The Seoul Central District Prosecutors Office said yesterday that it will press charges against Won Sei-hoon, who headed the National Intelligence Service from 2009 till February this year, for election law violation as well as breach of the agency’s internal code of conduct, which requires political neutrality for all of its members.
A special investigation team of the prosecutors launched a probe in April to find out if there were systemic efforts inside the National Intelligence Service to influence domestic politics.
The prosecution suspected that officials from the now-disbanded psychological operations bureau had conducted an online smear campaign against Moon Jae-in, the opposition Democratic Party candidate, in the run-up to the Dec. 19 presidential election.
The prosecutors also investigated the suspicion that Kim Yong-pan, former chief of the Seoul Metropolitan Police Agency, had tried to cover up the scandal and said yesterday it will press charges against him for violating the election law and abuse of power.
After the Democrats made their first accusations against the NIS on the eve of the presidential election, the police conducted an initial probe and announced around 11 p.m. on Dec. 16, 2012 that the investigation found no grounds to substantiate the allegation.
Park won the election three days later, and the police announced on Jan. 3 that it found evidence that an NIS agent had been involved in the cyber smear campaign.
While pressing charges against Won and Kim, the prosecution said it won’t take them into custody.
The prosecution said its investigation found that Won ordered the expansion of the psychological operations bureau after he took office.
In major elections, the bureau was suspected of conducting smear campaigns against opposition candidates by calling them “pro-Pyongyang” and prosecutors believe Won was briefed about the operations.
The prosecution, however, decided not to seek a detention warrant because it has no hard evidence to back up the suspicion that Won had actually ordered the NIS to intervene in the elections.

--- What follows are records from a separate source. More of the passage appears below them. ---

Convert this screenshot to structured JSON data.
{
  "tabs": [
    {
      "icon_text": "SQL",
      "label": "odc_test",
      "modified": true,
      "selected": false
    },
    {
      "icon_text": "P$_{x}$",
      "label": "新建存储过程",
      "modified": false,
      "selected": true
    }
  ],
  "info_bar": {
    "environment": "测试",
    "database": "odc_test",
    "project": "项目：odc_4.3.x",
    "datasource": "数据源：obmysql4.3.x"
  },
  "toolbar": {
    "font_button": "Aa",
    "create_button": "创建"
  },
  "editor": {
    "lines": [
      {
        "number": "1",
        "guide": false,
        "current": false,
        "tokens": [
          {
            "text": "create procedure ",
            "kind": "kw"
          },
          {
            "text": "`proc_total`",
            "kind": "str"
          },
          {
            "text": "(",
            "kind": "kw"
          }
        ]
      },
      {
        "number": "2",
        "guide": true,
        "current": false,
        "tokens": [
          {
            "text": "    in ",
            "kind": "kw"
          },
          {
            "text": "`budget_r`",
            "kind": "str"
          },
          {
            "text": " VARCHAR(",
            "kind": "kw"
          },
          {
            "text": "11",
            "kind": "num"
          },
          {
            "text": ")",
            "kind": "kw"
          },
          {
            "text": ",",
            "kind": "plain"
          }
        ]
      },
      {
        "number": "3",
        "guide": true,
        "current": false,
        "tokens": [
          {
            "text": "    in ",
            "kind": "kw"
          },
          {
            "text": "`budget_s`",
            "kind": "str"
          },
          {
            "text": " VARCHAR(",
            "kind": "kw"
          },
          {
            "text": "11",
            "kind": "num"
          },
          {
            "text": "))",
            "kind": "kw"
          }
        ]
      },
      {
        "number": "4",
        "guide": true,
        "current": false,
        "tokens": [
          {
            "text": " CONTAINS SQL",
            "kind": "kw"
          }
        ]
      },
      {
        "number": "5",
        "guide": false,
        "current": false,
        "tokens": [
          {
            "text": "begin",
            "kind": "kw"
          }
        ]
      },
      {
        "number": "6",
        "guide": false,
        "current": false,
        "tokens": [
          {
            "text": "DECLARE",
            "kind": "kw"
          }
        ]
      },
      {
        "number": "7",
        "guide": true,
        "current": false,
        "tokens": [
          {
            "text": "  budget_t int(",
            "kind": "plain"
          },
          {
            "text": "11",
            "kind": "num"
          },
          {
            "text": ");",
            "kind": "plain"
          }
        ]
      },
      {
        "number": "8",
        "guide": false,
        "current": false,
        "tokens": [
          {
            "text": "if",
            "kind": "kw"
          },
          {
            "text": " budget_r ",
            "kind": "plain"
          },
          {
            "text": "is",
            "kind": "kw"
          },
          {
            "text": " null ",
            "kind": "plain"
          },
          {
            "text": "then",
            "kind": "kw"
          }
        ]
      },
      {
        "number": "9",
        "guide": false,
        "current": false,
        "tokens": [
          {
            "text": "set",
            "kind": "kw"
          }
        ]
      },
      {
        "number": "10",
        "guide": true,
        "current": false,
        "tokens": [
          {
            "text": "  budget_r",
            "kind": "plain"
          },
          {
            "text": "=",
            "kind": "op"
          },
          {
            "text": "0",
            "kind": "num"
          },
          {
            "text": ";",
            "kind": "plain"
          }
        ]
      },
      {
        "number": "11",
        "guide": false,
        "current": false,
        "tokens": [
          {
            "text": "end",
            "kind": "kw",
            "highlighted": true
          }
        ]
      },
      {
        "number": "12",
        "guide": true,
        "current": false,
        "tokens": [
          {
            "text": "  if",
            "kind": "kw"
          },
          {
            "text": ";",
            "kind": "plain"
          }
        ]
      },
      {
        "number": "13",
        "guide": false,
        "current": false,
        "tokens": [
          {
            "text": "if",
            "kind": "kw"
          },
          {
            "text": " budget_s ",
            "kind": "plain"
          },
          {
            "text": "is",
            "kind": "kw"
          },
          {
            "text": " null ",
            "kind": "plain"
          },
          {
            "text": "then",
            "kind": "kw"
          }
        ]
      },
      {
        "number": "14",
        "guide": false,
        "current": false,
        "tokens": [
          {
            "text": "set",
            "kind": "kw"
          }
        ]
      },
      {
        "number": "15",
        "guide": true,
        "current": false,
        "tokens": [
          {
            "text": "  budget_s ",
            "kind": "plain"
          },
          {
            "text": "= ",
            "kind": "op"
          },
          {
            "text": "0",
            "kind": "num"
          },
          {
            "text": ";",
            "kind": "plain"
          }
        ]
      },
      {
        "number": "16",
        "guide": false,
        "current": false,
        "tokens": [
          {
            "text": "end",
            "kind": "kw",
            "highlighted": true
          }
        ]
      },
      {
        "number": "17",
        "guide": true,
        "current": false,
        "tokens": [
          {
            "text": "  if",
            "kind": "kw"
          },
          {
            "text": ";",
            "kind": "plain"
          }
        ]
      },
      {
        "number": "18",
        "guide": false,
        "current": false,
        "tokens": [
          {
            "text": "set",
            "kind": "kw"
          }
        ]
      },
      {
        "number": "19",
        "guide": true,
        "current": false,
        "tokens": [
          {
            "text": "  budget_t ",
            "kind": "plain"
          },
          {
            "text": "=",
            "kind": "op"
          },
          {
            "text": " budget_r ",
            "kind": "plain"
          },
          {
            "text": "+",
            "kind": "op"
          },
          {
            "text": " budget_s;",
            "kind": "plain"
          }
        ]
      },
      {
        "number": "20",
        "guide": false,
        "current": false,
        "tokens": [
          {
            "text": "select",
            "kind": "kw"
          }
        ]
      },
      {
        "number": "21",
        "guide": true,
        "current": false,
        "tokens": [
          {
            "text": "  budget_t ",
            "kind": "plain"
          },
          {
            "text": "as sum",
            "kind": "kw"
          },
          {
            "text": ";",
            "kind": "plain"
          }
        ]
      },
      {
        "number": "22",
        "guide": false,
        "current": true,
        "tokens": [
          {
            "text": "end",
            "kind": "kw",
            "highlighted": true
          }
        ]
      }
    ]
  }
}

The prosecutors concluded that Won could be held accountable for his mismanagement of the agency, but it would be difficult to prosecute him for ordering the operations.
“We made the conclusion based on the charges we have uncovered so far and the closely approaching deadline,” Lee Jin-han, a senior prosecutor at the Seoul Central District Prosecutors Office, said. The statute of limitations for Won’s case expires on June 19.
For the past two weeks, the prosecution was in a predicament on how to handle the case.
While the special investigation team at the Seoul office wanted to indict Won with pretrial detention, the Ministry of Justice disagreed with the plan, citing lack of legal grounds. The Supreme Public Prosecutors Office proposed a compromise of pressing election law violation charges against Won without pretrial detention, and the special investigation team and the ministry finally accepted the idea yesterday.
Hours before the prosecution’s announcement, Democratic Party Chairman Kim Han-gill held an urgent press conference and said the largest opposition party will try to dismiss the justice minister over the Won scandal.
“We have no choice but to submit a motion to dismiss Justice Minister Hwang Kyo-an,” Kim said yesterday morning. “The National Intelligence Service’s politicking and the police’s attempts to cover up the operation are crimes against the state and they undermine the constitutional order. And yet, the justice minister, who should have been the last bastion of the rule of law, became a stumbling block [to punish them].”
Kim condemned Hwang for having ignored the prosecution’s demands for a pretrial detention against Won and ordering investigators to drop election law violation charges.
To dismiss a cabinet member including a minister, a motion, sponsored by more than one-third of the National Assembly members, is required to win the majority vote. The legislature has 300 seats and the motion requires more than 151. As of now, the DP has 127 lawmakers.
“Allowing the prosecution to have a thorough, fair investigation will be the only way for the Park administration to protect the integrity of the presidential election and its legitimacy,” Kim said.
BY SER MYO-JA, LEE DONG-HYUN [firstname.lastname@example.org]